• _Stored data_:
- - - -

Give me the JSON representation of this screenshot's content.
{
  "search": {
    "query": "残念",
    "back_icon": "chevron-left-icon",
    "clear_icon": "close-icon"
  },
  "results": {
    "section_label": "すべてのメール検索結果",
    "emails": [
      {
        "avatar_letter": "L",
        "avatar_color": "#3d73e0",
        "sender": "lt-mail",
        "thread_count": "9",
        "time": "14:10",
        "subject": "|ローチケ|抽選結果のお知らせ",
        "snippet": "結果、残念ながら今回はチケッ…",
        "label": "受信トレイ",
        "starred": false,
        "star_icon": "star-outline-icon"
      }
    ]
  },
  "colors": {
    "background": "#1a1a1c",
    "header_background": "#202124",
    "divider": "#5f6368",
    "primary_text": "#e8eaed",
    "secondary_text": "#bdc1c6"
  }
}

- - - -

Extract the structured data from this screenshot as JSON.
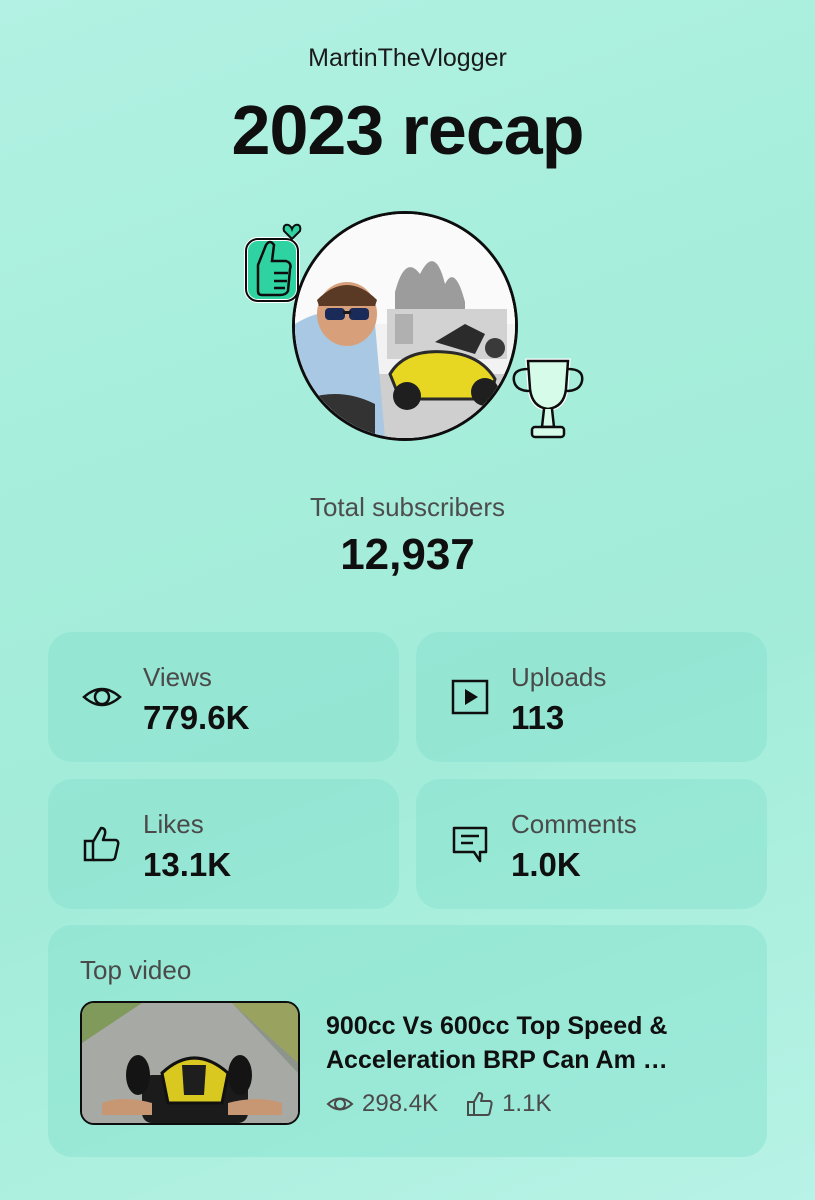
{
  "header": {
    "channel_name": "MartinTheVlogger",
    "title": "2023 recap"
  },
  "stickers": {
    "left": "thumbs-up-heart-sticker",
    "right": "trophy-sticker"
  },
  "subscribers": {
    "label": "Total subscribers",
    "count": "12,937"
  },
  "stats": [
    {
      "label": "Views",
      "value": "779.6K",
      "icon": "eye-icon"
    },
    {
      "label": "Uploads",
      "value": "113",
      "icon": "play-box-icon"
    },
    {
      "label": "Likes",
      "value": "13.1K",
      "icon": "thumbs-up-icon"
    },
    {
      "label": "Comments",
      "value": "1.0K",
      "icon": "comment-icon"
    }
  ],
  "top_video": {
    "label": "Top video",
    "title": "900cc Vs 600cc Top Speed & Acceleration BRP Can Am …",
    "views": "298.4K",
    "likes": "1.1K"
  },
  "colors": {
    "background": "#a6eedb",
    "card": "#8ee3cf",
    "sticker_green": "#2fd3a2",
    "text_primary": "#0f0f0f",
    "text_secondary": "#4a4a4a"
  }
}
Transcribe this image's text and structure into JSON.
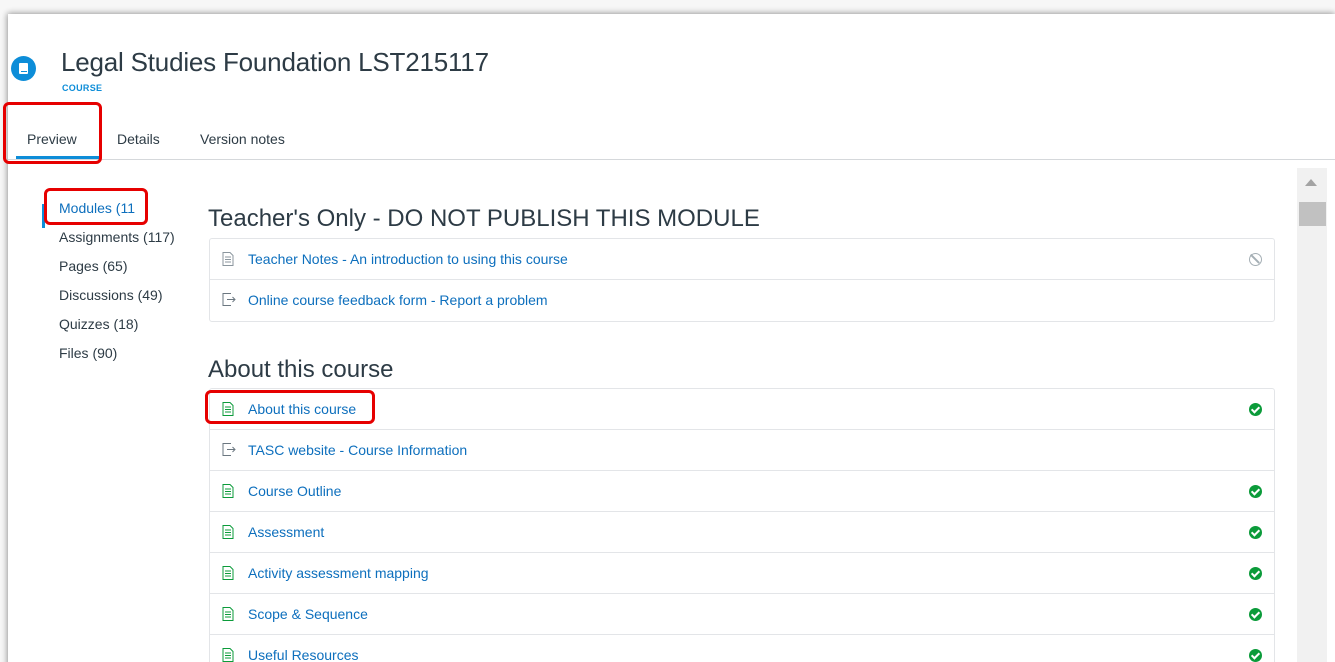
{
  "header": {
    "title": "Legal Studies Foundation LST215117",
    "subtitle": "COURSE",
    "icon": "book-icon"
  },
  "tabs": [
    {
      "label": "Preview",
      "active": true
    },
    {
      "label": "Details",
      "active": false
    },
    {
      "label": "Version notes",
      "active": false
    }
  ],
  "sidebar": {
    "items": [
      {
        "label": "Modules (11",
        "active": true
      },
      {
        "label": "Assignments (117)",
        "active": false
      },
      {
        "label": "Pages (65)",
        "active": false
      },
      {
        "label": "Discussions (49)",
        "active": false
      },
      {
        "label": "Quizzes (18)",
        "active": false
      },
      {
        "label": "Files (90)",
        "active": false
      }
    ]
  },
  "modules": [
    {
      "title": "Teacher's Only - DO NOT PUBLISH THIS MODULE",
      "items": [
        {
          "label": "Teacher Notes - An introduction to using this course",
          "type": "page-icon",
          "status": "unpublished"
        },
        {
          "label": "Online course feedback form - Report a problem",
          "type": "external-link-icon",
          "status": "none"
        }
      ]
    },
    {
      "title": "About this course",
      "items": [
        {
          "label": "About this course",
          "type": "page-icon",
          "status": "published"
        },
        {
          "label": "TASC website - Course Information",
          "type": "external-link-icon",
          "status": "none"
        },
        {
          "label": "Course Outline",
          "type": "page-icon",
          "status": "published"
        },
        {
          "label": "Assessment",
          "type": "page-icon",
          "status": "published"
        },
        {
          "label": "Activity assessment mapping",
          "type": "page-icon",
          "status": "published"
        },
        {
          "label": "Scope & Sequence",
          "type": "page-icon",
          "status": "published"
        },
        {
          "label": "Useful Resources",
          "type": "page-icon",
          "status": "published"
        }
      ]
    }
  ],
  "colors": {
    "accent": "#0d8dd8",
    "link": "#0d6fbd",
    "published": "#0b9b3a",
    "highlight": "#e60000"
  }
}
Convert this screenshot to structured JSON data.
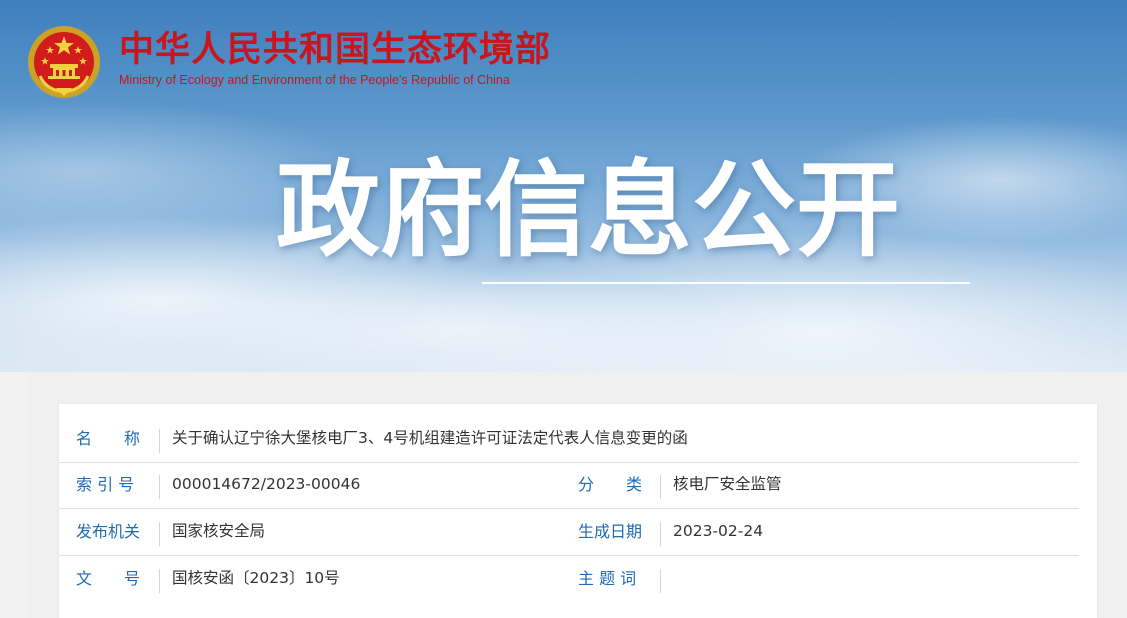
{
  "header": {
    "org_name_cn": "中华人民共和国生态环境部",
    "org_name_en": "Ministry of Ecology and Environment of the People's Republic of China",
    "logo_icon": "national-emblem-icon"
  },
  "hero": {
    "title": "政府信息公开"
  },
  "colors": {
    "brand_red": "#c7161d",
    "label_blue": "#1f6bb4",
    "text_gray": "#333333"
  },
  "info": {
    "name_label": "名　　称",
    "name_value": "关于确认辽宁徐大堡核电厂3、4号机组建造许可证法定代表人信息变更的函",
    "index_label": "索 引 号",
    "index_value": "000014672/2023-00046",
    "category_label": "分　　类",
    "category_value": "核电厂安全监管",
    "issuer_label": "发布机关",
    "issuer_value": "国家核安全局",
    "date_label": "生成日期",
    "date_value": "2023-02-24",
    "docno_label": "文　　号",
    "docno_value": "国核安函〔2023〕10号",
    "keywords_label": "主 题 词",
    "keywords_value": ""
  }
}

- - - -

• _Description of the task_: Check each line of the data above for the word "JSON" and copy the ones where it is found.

• _Response_:
Give me the JSON representation of this screenshot's content.
Extract the structured data from this screenshot as JSON.
Transcribe this image's text and structure into JSON.
Convert this screenshot to structured JSON data.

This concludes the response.